Supporting Someone Who Has Received a Cancer Diagnosis

Supporting Someone Who-Has-Received Cancer Diagnosis

Cancer rates continue to rise, with a projected total, according to the American Cancer Society, of 1.9 million new cases expected to occur in the US in 2022. It’s likely that you either know someone or will know someone that has received a cancer diagnosis. Many factors contribute to the climb in rates, but one thing remains consistent, behind every diagnosis is a person – a living, breathing, person with emotions and feelings to process what just became an unwelcomed attachment to their medical file.

Until you’ve walked in the shoes of a cancer diagnosis, it’s hard (and rightfully so!) to understand what the “C word” experience feels like, first hand, and how others relate to this news. The shock of “you have cancer” is real, after all, the word “cancer” has a negative association. It’s a foreign invader that just took up real estate in a once healthy body. The truth is, according to research, we all have cancer cells in our body, however most of our immune systems know how to keep these cells from becoming more.

Hopefully you’ll never be the one with such diagnosis. However, you may play an important role in someone else’s cancer journey. Often times, it’s hard to know what to say or do after you learn that someone you know has cancer. Here are a few recommendations to best support someone you know who has received a cancer diagnosis.

Offer Support

Support is being there for someone. Maybe it’s emotional support, where you offer a listening ear or a shoulder to cry on. Other ways to provide support are financial support or an act of service, such as providing a meal, helping with laundry or running errands. Treatments can zap energy levels and any gesture of help can make a big impact. It could even be by praying or sending a card. If you’re unsure, ask for opportunities to help.

Celebrate Wins

Everyone handles their experience differently. Some find healing and comfort through sharing about their journey. Welcome that and celebrate the big and small wins. To someone who may feel like their body failed them, even the smallest accomplishments are big milestones which deserve celebration.

Stay Positive

This is important. Yes, we’ve established that a cancer diagnosis is terrifying. Yes, there is a chance that it could lead to a poor outcome, however, don’t treat the person as if they have already met that outcome. This can be expressed through tone, word choices, and even shared stories about another person’s individual journey. Each person is unique and most patients have a strong will to fight and that is something to embrace and encourage. Ask yourself, “why do I feel led to share and what would be the benefit of sharing a specific thought or story?

Don’t Pry

Medical decisions are personal, and should be determined in partnership between a patient and their doctor (and those they choose to share with). The key word is “choose”. If you want to know more about how someone is doing, a better approach is to ask open-ended questions and let the person lead the conversation, to their comfort level. Examples of questions to begin with are “How are you doing? How are you feeling? How can I best support you as you’re going through this?” The person may open up and share more, if and when they are ready. Reserve judgement on their choices. It’s a very personal experience that needs to be determined by the individual.
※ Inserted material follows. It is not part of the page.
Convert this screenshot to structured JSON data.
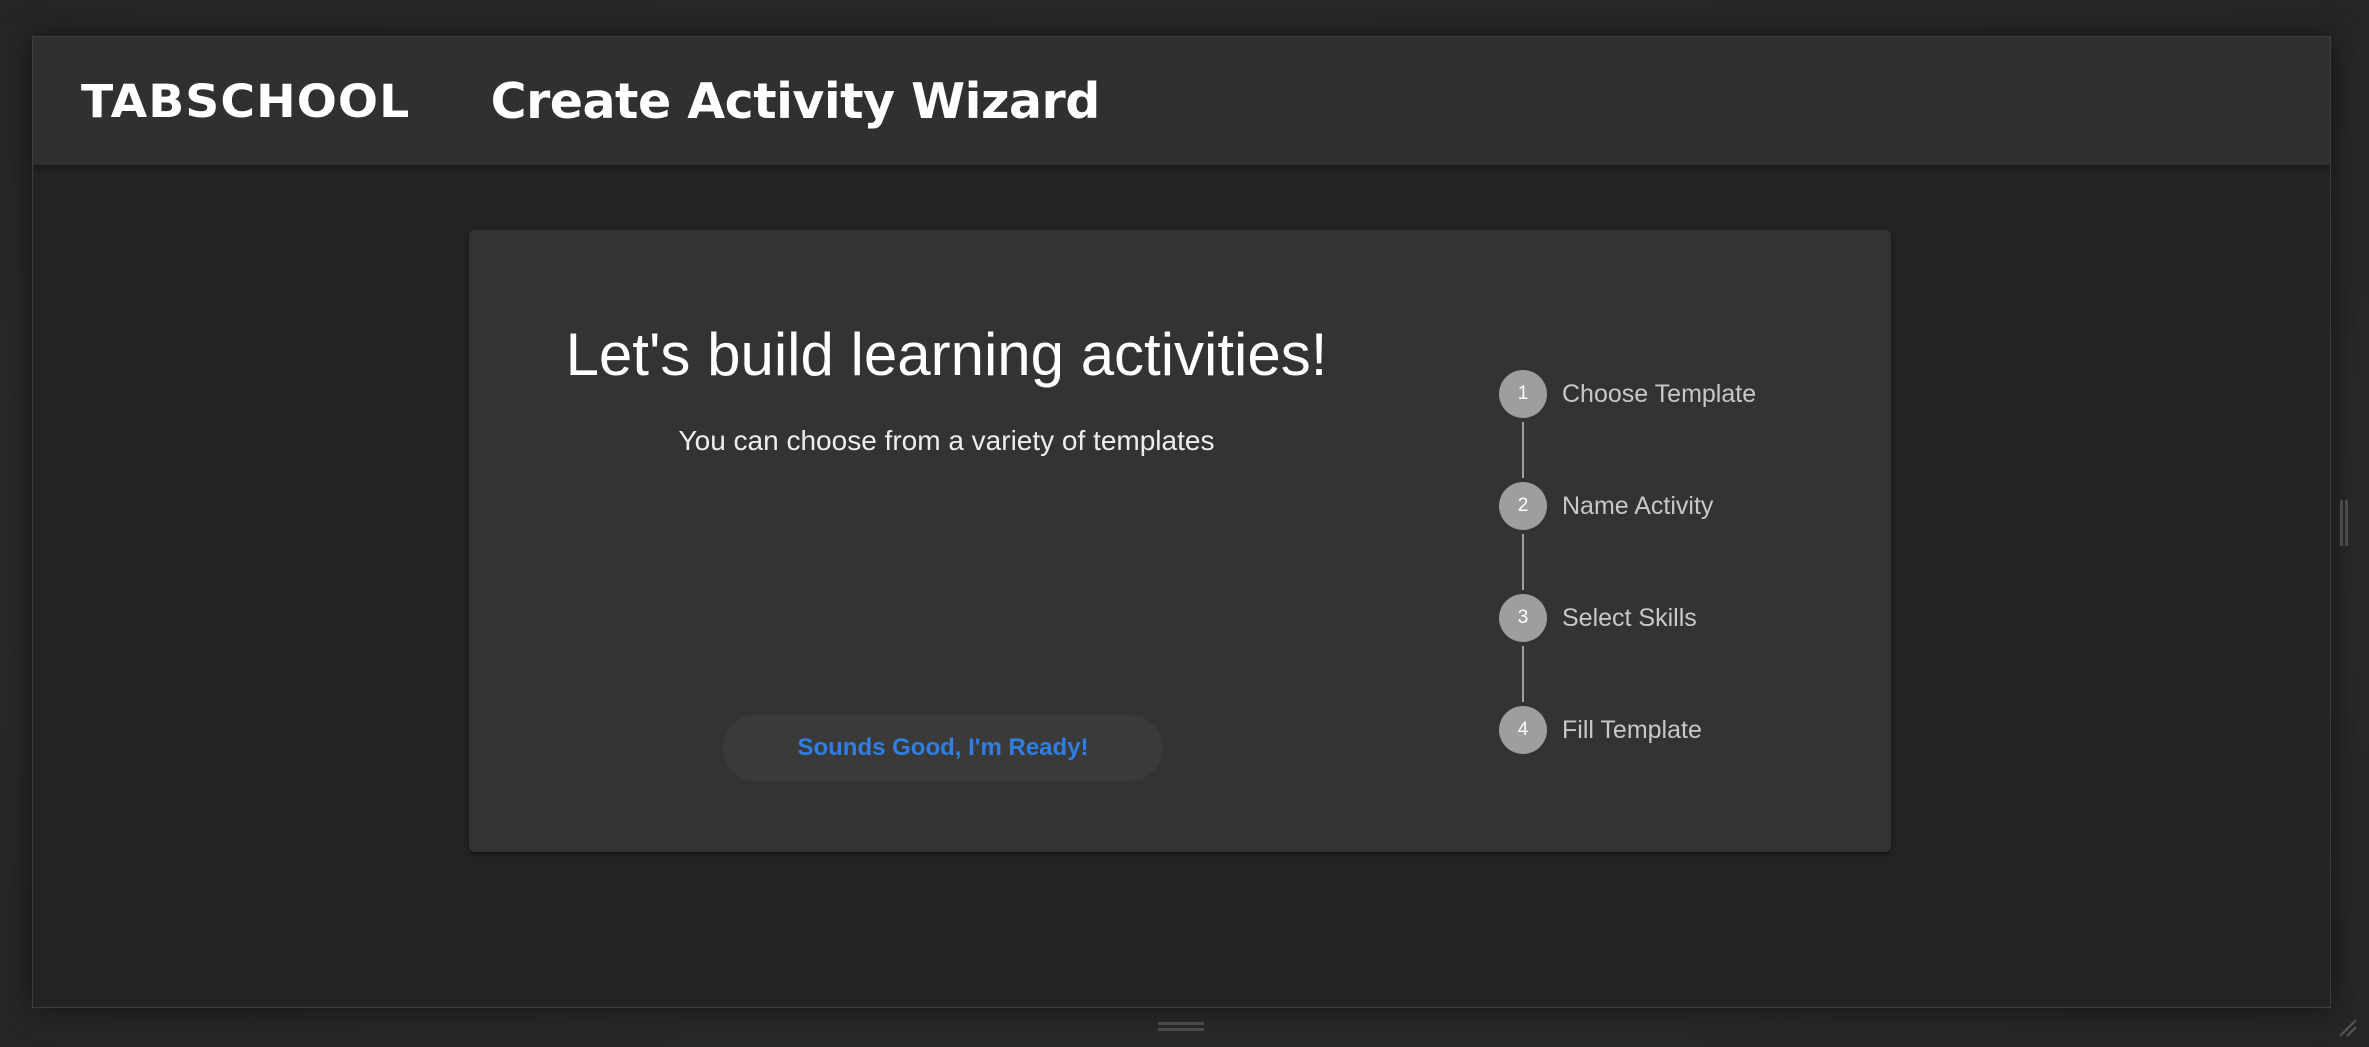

Don’t Offer Unsolicited Medical Advice

This one is a hard one for many. Often, when something is wrong, human nature is to want to fix it. However, without a medical license or an in-depth knowledge of the patient’s medical history, it’s best to not offer advice that wasn’t asked for. Maybe you have personal experience or an opinion that you feel strongly about. Remember a new cancer diagnosis comes with a mix of emotions, uncertainty, and decisions that need to be made. Instead of freely offering advice, ask the person if they would be open to learn more from your experience or opinion. Sometimes it’s welcomed, but let the person make that determination.

If you’re currently supporting or will support a person with a cancer diagnosis, refer back to these basic guidelines to best put you in a position that will allow you to join them on their journey and meet them where they are.

About Amy

I'm an Integrative Health Coach for career-oriented, busy women in search of finding balance, wellness, and lifestyle transformation in an overworked, stressful, and boundary-blurring world.

Just 10 Days From a Better You!

Get a super simple cheat sheet full of tips and tricks to cut out the junk and start feeling great in just over a week.